What makes a great Comic Con?
Wizard World Des Moines combined all the right elements this past weekend to create a new annual Midwest destination tradition. A mix of big name celebrities, comic book creator icons, fanboys and fangirls attending in costume, a variety of vendors, gaming opportunities, current genre properties, the unexpected, taking along family and friends (and meeting new ones and catching up with old ones) and taking in some good food. And thanks to the success of its first effort, Wizard World will be back again next year at the Iowa Events Center, May 13-15, 2016.
If you missed it, check out our coverage at borg.com yesterday here.
A comic and pop culture convention is even better when your own favorite character seems to have his own theme at the show. Take our own favorite, Green Arrow, for instance. This weekend you could have met the artists for the three best Green Arrow series ever produced, including artist/writer Mike Grell:
And as luck would have it, Mike found a lost piece of original art he brought to the show, a cover prelim/rough for a 24-year old annual issue he created:
There’s no place better to pick up original comic book art than a Comic Con, whether it’s a sketch commission or original pages that artists bring to the show to gawk at or even purchase. (Thanks for bringing this one, Mike!).

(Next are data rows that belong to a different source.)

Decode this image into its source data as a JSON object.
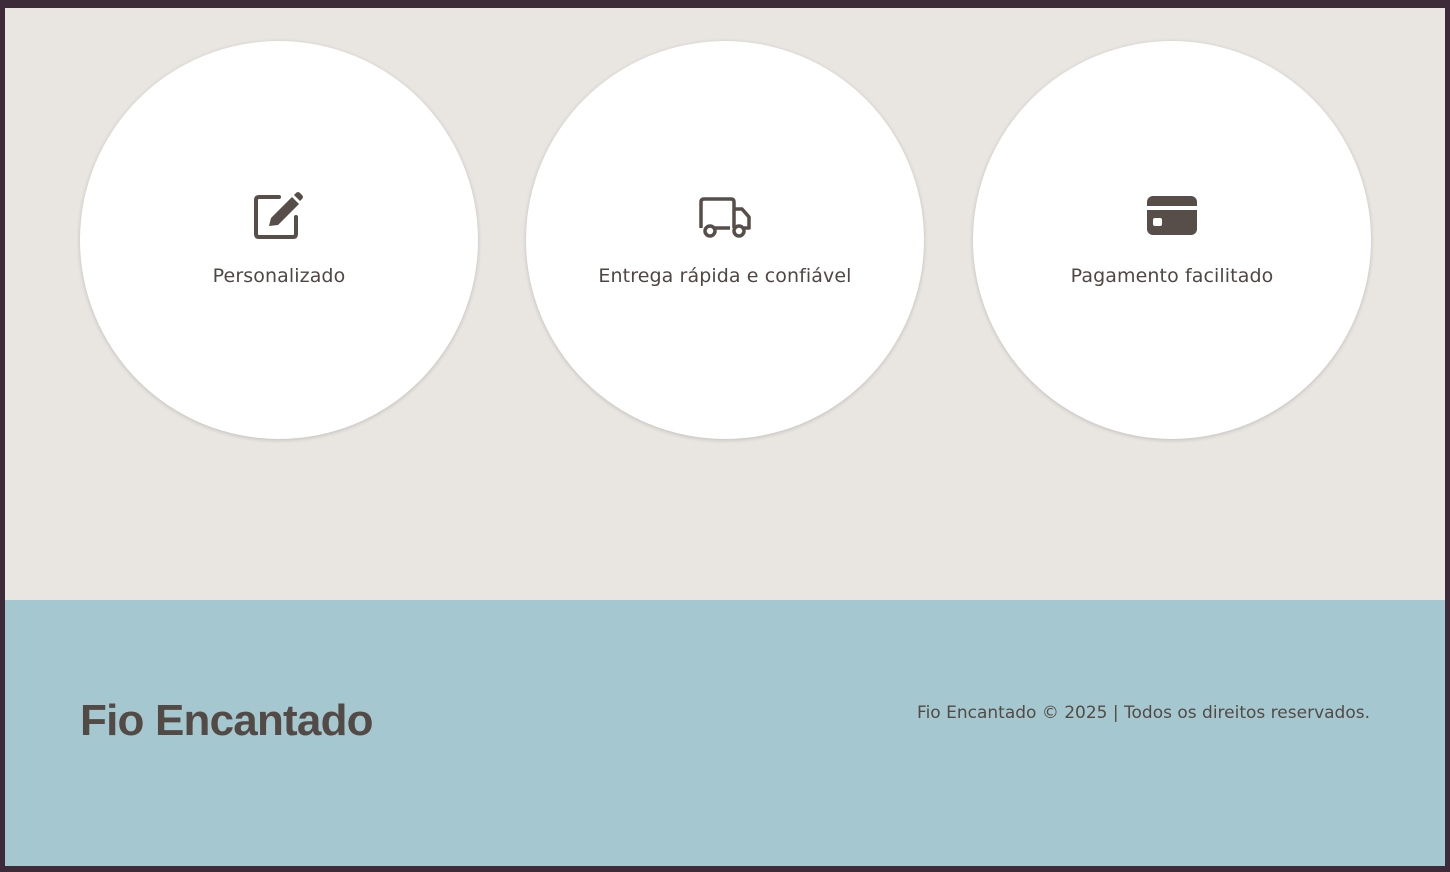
{
  "features": [
    {
      "icon": "edit-icon",
      "label": "Personalizado"
    },
    {
      "icon": "truck-icon",
      "label": "Entrega rápida e confiável"
    },
    {
      "icon": "credit-card-icon",
      "label": "Pagamento facilitado"
    }
  ],
  "footer": {
    "brand": "Fio Encantado",
    "copyright": "Fio Encantado © 2025 | Todos os direitos reservados."
  },
  "colors": {
    "background": "#e9e6e2",
    "card": "#ffffff",
    "text": "#534a45",
    "footer": "#a5c8d0",
    "frame": "#3d2b3a"
  }
}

And there’s one of the other of the three major artists known for his Green Arrow work (he’s done Batman and a ton of other characters, too), Neal Adams:

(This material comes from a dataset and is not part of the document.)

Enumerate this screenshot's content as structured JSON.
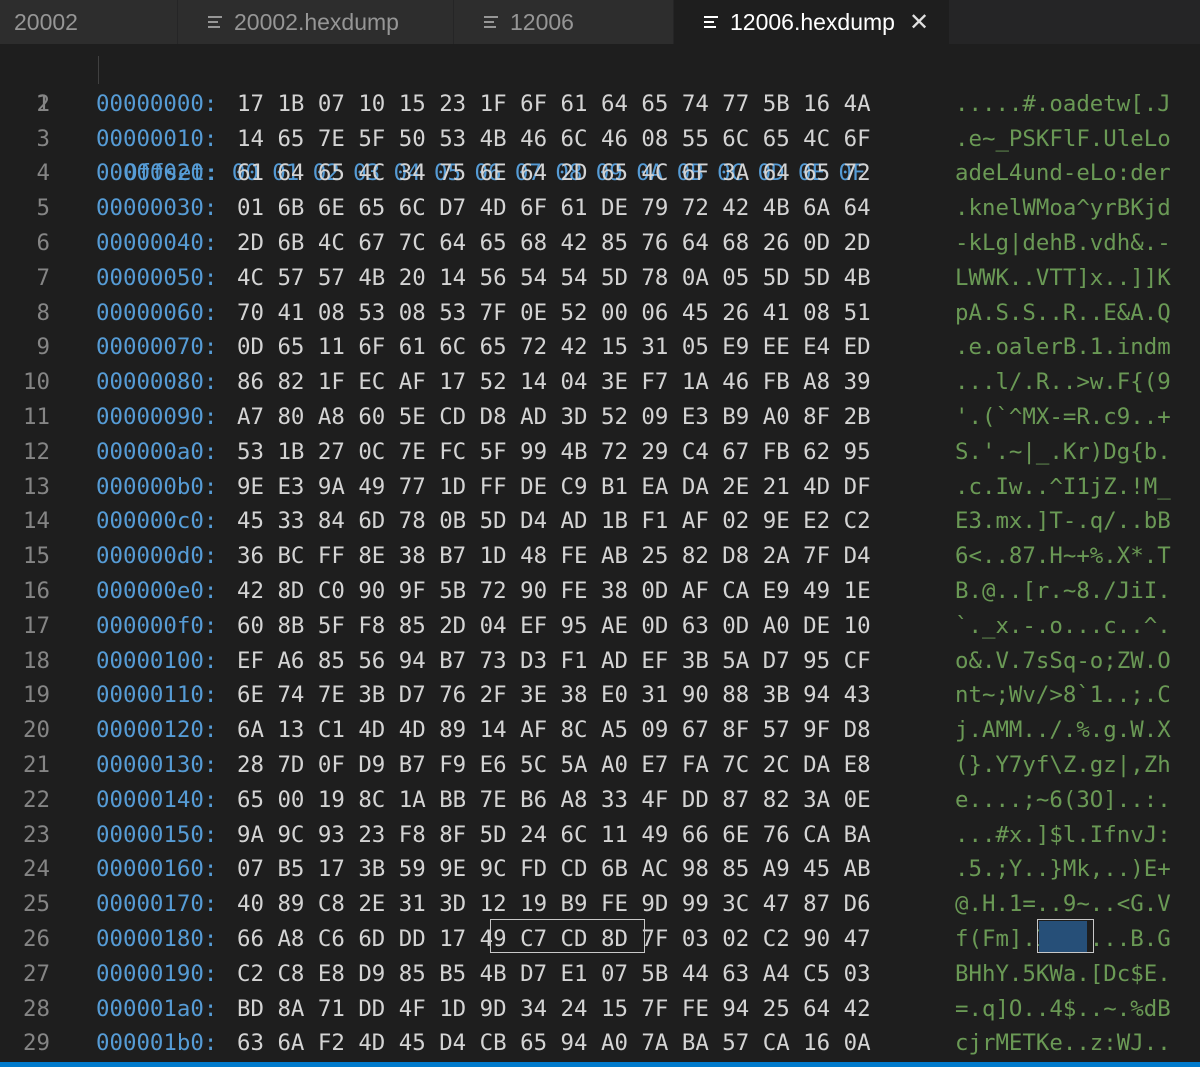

…and the most recent Green Arrow artist of the big three, Iowa-based artist Phil Hester:
What more could a Green Arrow fan want? A bonus: You get to have a nice chat with the actress who portrayed Dinah Lance on CW’s Arrow television series, Alex Kingston.
And other celebrities are set up at booths meeting fans, providing photos and autographs. Brandon Routh walks by, you meet William Shatner, you pass by Robert Englund, Jewel Staite, and Billy Dee Williams, and snap a photo with the star of the classic TV series The Incredible Hulk (as well as guest star in several TV series since then), Lou Ferrigno:

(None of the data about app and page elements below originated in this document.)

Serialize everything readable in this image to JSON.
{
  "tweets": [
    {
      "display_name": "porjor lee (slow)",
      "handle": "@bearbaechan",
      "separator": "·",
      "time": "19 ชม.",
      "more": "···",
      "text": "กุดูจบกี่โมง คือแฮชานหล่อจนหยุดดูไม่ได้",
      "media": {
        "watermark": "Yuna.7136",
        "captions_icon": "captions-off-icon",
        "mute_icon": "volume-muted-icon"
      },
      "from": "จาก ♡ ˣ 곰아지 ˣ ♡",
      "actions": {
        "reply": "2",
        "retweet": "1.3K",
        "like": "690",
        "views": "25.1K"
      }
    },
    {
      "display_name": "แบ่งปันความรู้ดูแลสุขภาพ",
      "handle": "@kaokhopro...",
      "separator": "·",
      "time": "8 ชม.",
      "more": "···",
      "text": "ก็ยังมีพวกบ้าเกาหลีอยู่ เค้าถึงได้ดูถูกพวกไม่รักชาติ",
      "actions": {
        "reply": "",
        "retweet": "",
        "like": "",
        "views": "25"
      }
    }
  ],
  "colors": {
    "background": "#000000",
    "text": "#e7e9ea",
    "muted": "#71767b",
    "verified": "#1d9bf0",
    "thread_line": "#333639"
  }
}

The “unexpected” is everywhere. Want to get a tattoo at a Con? You could have done so this weekend. Want to thumb through boxes of low-cost comic back issues and find that missing issue you couldn’t find anywhere else? How about picking up some superhero art prints from Ant Lucia or Greg Horn? A great T-shirt featuring your favorite classic TV series? Need to update your steampunk costume? And then you look up and see the awesome furry “Mutt Cutts” car from the Jim Carrey and Jeff Daniels comedy Dumb and Dumber.
Finally, Wizard World Des Moines showcased some great cosplay–costumes put together by fans like you and me, whether they’re superheroes and superheroines like Batgirl and Robin, or movie interpretations like Indiana Jones and the Grail Knight from Indiana Jones and the Last Crusade:
And as we all want to see, especially with this unusual big year for the Star Wars franchise, excellent interpretations of our favorite characters from a galaxy far, far away:
…and even the Anthony Hopkins’ version of Zorro!
You can take family to the show, arrive with friends, or run into new ones again and again as you walk the floor. Like our friend Jai Nitz, writer of several great titles, including Adventure Time, Tron: Betrayal, Kato Origins, Dream Thief, El Diablo, Grimm, and Toshiro.
Wizard World Des Moines was unique for a couple of reasons. First, it offered a table top gaming area, providing dozens of board games and other games for anyone to stop and play during the weekend, and it wasn’t off in a separate room–it was a visible part of the main hall. This made it easy for anyone to join in and not feel intimidated.
Second, the biggest complaint of many a fan at every previous Con I have attended is poor access to food and beverages onsite. Most shows, including the country’s best–San Diego Comic Con–use food as an excuse to push people into the city to check out the finer dining establishments. Which is fine. But that wasn’t the case for the Des Moines show. You didn’t need to waste any time leaving the building for lunch or dinner–everywhere you looked you could find a variety of almost anything you’d want. Wizard World Des Moines was quite simply #1 for concessions as Comic Cons are concerned.
You can’t emphasize how easy it was to meet celebrities at this show. Unless you just wanted to arrive early in line to be ahead of everyone else–you didn’t need to. You could get through any line without the long wait times of other conventions. Wizard World really had a good plan for the show, allowing you to spend a memorable moment with your favorite personality.
The staff was accessible, the showrunner was available for questions all weekend, and the line staff wasn’t pushy or rude. Every Con promoter should strive for that kind of service experience. The vendors were interesting, too, none of those irrelevant “commercial” companies you might find at any convention or expo, that seem to be there only to fill out the floor space.
Finally, parking onsite was convenient and cheap at only $7.
All around, it was a great first, big Comic Con for Des Moines, and for fans from all over the Midwest.
Next up for the region? Kansas City Comic Con premieres this August. Check back here at borg.com for updates as that show draws closer!